Day after officer jailed, bomb threat, sickout shut down courthouses

By Nick R. Martin | December 2nd, 2009 | 1:13 pm | 11 Comments »

Maricopa County Superior Court
Three buildings make up the main facilities for the Maricopa County Superior Court.

Maricopa County’s main courthouses in downtown Phoenix have been shut down today as a bomb threat and a possible sickout by detention officers crippled one of the largest justice systems in the nation just a day after a sheriff’s officer was jailed for violating a court order.

A spokesman with the Maricopa County Sheriff’s Office said 911 dispatchers in Phoenix took a call of a bomb threat at about 10 a.m., and evacuations of the county’s three main Superior Court buildings began quickly after that. Hundreds of people poured out of the buildings, which make up one of the five largest court systems in the nation, and proceedings have been called off for now.

Since then, the sheriff’s bomb squad and other agencies have been sweeping the buildings with dogs, looking for potential devices. “I don’t know when that will be over and whether (the courts) will open again today,” said sheriff’s spokesman Det. Aaron Douglas.

Karen Arra, a spokeswoman with the courts, said later, however, that the courts were scheduled to open again at 1:30 p.m.

Douglas said the sheriff’s office has not been able to track down reports that the threat was called in by somebody who was upset about recent developments involving the case of sheriff’s detention officer Adam Stoddard.

Stoddard was jailed on Tuesday night after refusing to apologize for taking a confidential document from the files of a defense attorney in a bizarre Oct. 18 courtroom scene that was all captured on security video. Stoddard later said he believed the document contained information about some kind of crime or threat that could be taking place in the courthouse.

However, after several days of testimony and hearings, Maricopa County Superior Court Judge Gary Donahoe ruled that there was no threat and Stoddard was found in contempt of court for violating the attorney-client privilege. He was ordered to apologize or else face jail time. This week, he chose the latter.

Douglas said, however, it’s unclear whether today’s bomb threat is related to the incident, as has been reported by other media.

“We have not tracked that down as far as the validity and the reason behind the bomb threat,” he said. “This is still an active case.”

Douglas also confirmed that a high number of detention officers called in sick today, but he said the motives behind that are also unclear. “Because of the flu season, we normally have a high number of sheriff’s staff out sick,” he said.

“A lot of media wants to link that together” with Stoddard’s case, he said, but it is too early to know.

Douglas said the office plans to and the information will be given to Sheriff Joe Arpaio to decide what to do.

But the president of the union that represents the county’s detention officers denied unequivocally that a sickout had been organized.

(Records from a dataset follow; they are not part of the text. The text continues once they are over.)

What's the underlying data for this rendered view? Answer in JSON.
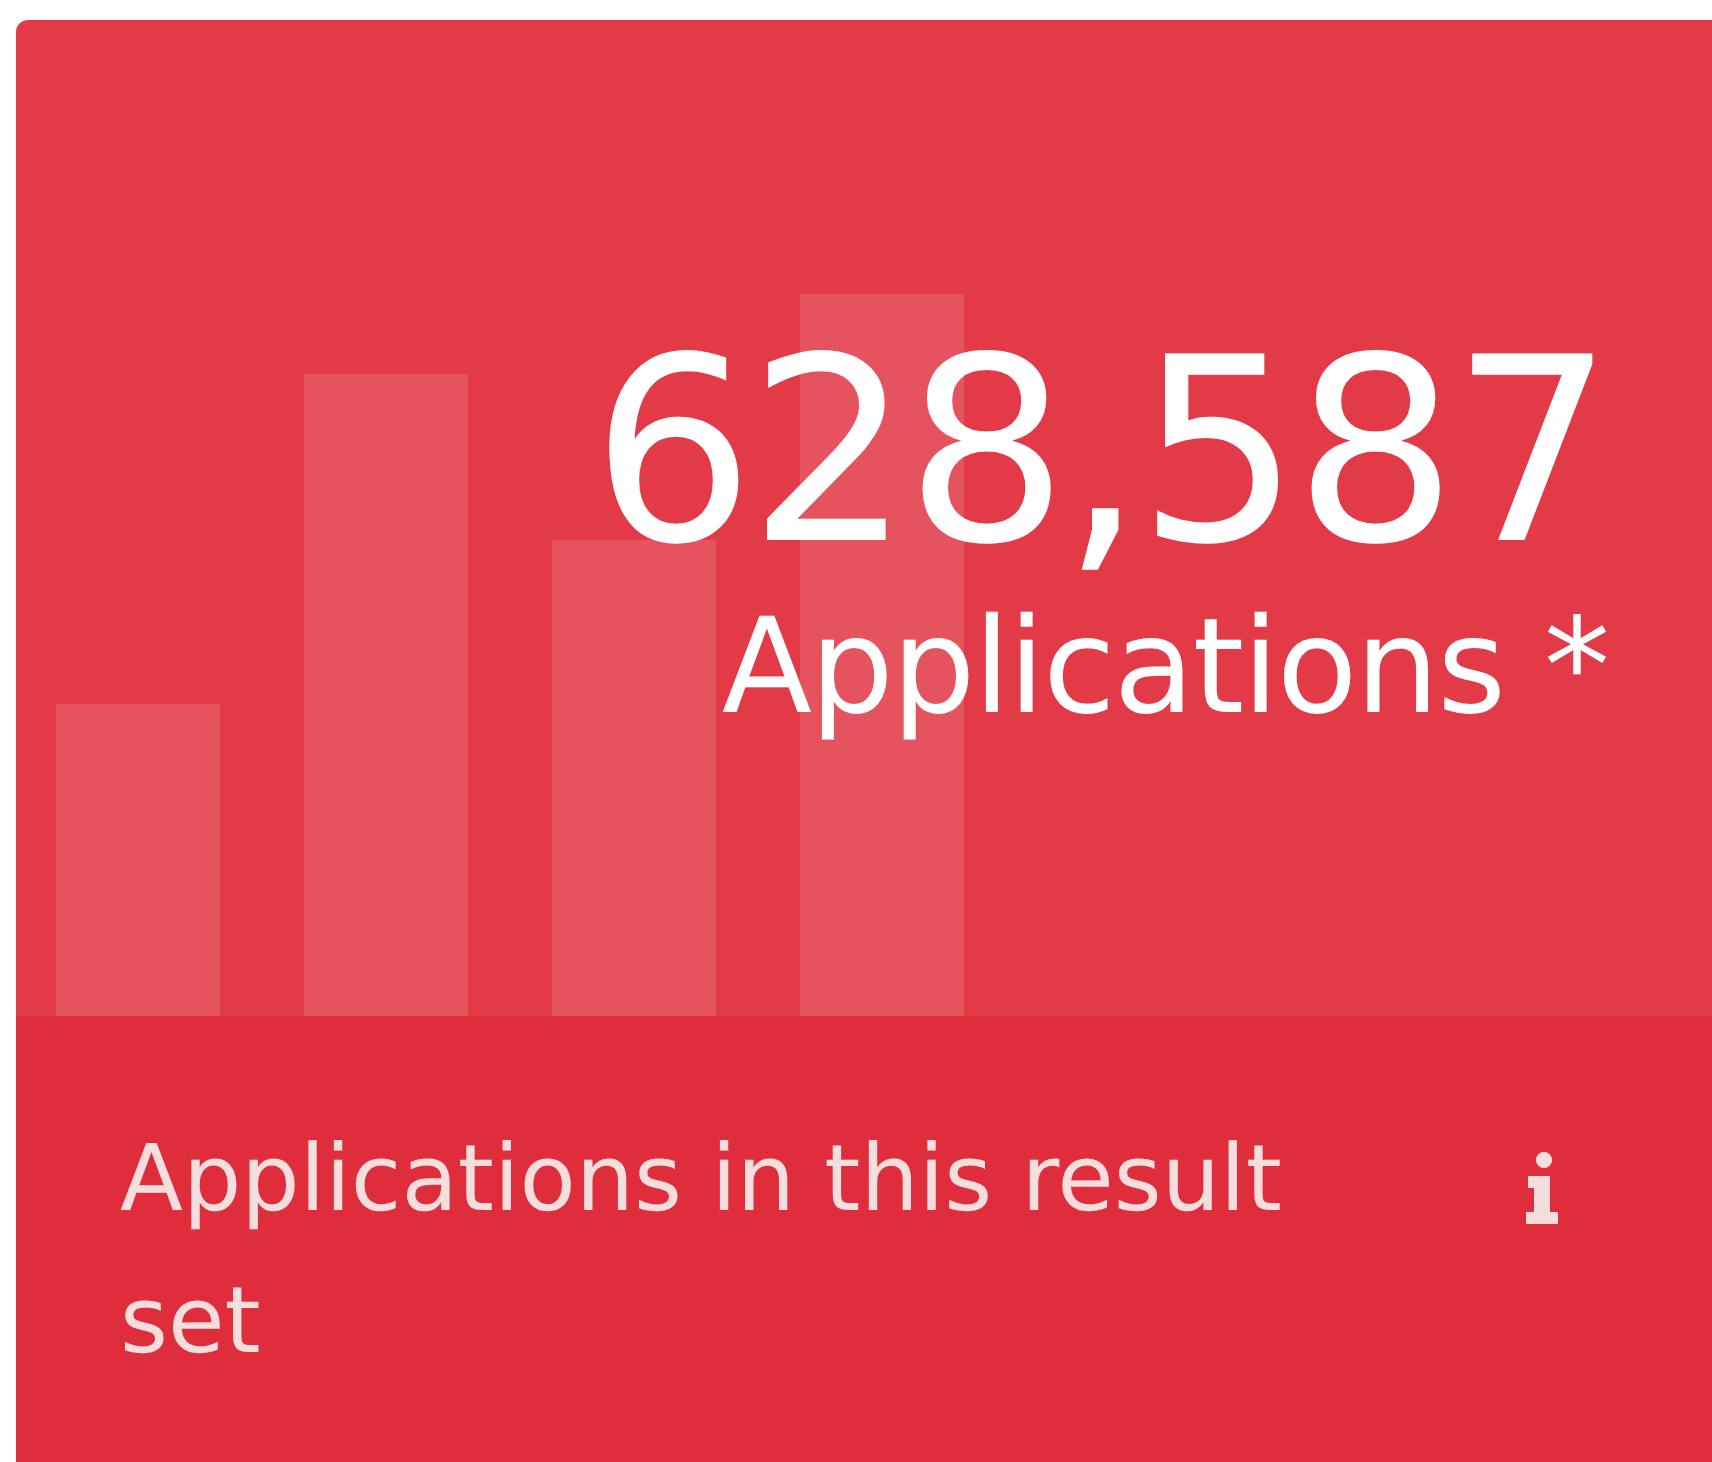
{
  "stat_card": {
    "value": "628,587",
    "label": "Applications *",
    "description": "Applications in this result set"
  }
}
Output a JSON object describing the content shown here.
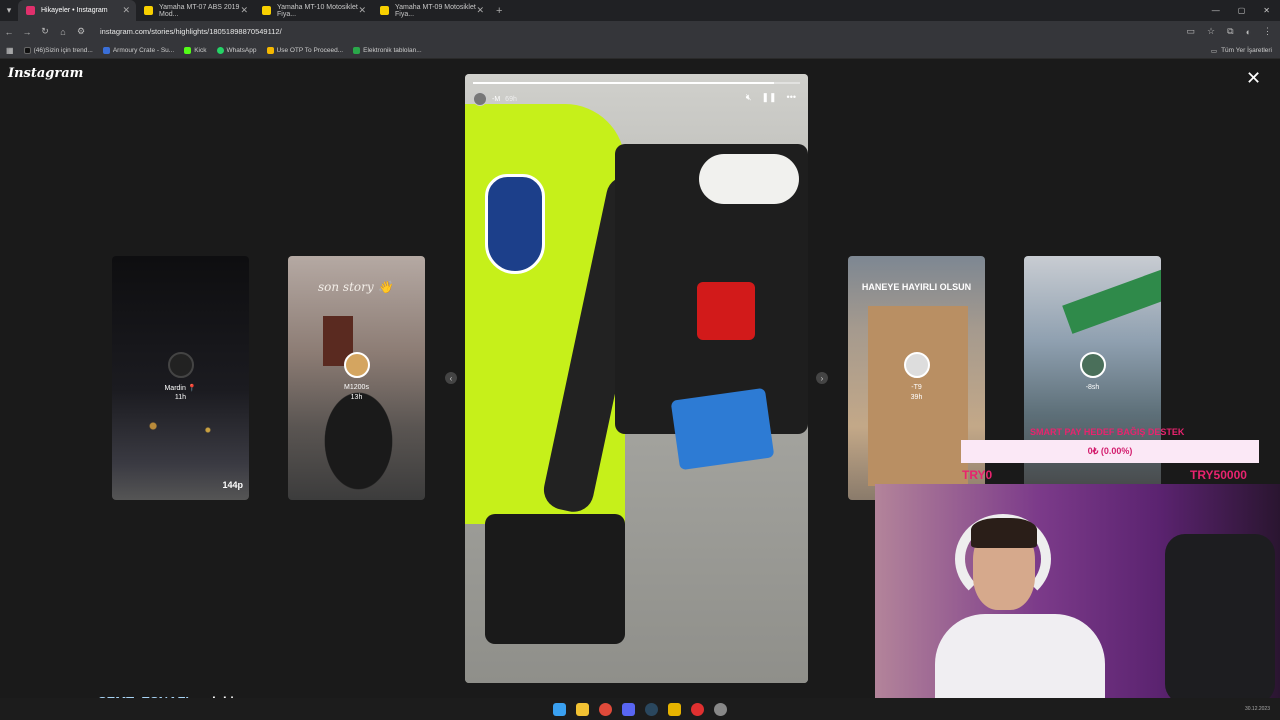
{
  "browser": {
    "tabs": [
      {
        "label": "Hikayeler • Instagram",
        "active": true,
        "favicon": "instagram-icon",
        "color": "#e1306c"
      },
      {
        "label": "Yamaha MT-07 ABS 2019 Mod...",
        "active": false,
        "favicon": "sahibinden-icon",
        "color": "#f8d000"
      },
      {
        "label": "Yamaha MT-10 Motosiklet Fiya...",
        "active": false,
        "favicon": "sahibinden-icon",
        "color": "#f8d000"
      },
      {
        "label": "Yamaha MT-09 Motosiklet Fiya...",
        "active": false,
        "favicon": "sahibinden-icon",
        "color": "#f8d000"
      }
    ],
    "url": "instagram.com/stories/highlights/18051898870549112/",
    "bookmarks": [
      {
        "label": "(46)Sizin için trend...",
        "color": "#111"
      },
      {
        "label": "Armoury Crate - Su...",
        "color": "#3a6fd8"
      },
      {
        "label": "Kick",
        "color": "#53fc18"
      },
      {
        "label": "WhatsApp",
        "color": "#25d366"
      },
      {
        "label": "Use OTP To Proceed...",
        "color": "#f5b800"
      },
      {
        "label": "Elektronik tablolan...",
        "color": "#2aa84a"
      }
    ],
    "all_bookmarks": "Tüm Yer İşaretleri"
  },
  "instagram": {
    "logo": "Instagram",
    "main_story": {
      "user": "-M",
      "time": "69h",
      "progress": 0.92
    },
    "side_stories": [
      {
        "name": "Mardin 📍",
        "time": "11h",
        "extra": "144p"
      },
      {
        "name": "M1200s",
        "time": "13h",
        "text": "son story 👋"
      },
      {
        "name": "-T9",
        "time": "39h",
        "text": "HANEYE HAYIRLI OLSUN"
      },
      {
        "name": "-8sh",
        "time": ""
      }
    ]
  },
  "overlay": {
    "title": "SMART PAY HEDEF BAĞIŞ DESTEK",
    "amount": "0₺ (0.00%)",
    "left": "TRY0",
    "right": "TRY50000"
  },
  "chat": {
    "name": "SEMT_ESNAFI",
    "message": "yok ki aw"
  },
  "clock": "30.12.2023"
}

“We did not orchestrate that,” said John Solano of the Maricopa County Association of Detention Officers. “Nobody orchestrated that that we know of. We wouldn’t do that.”

Instead, he said a “solidarity march” and rally is planned for 1:30 p.m. today in front of the courthouses – given that they can get close enough in light of the bomb threat.

Solano said the union wants to make sure Stoddard “knows we’re there for him.”

“We think that a public humiliation by the judge is not something that’s righteous or necessary under the law,” he said, adding that Stoddard did “what he thought was a protection of the law, and the protection of the office and the judge himself.”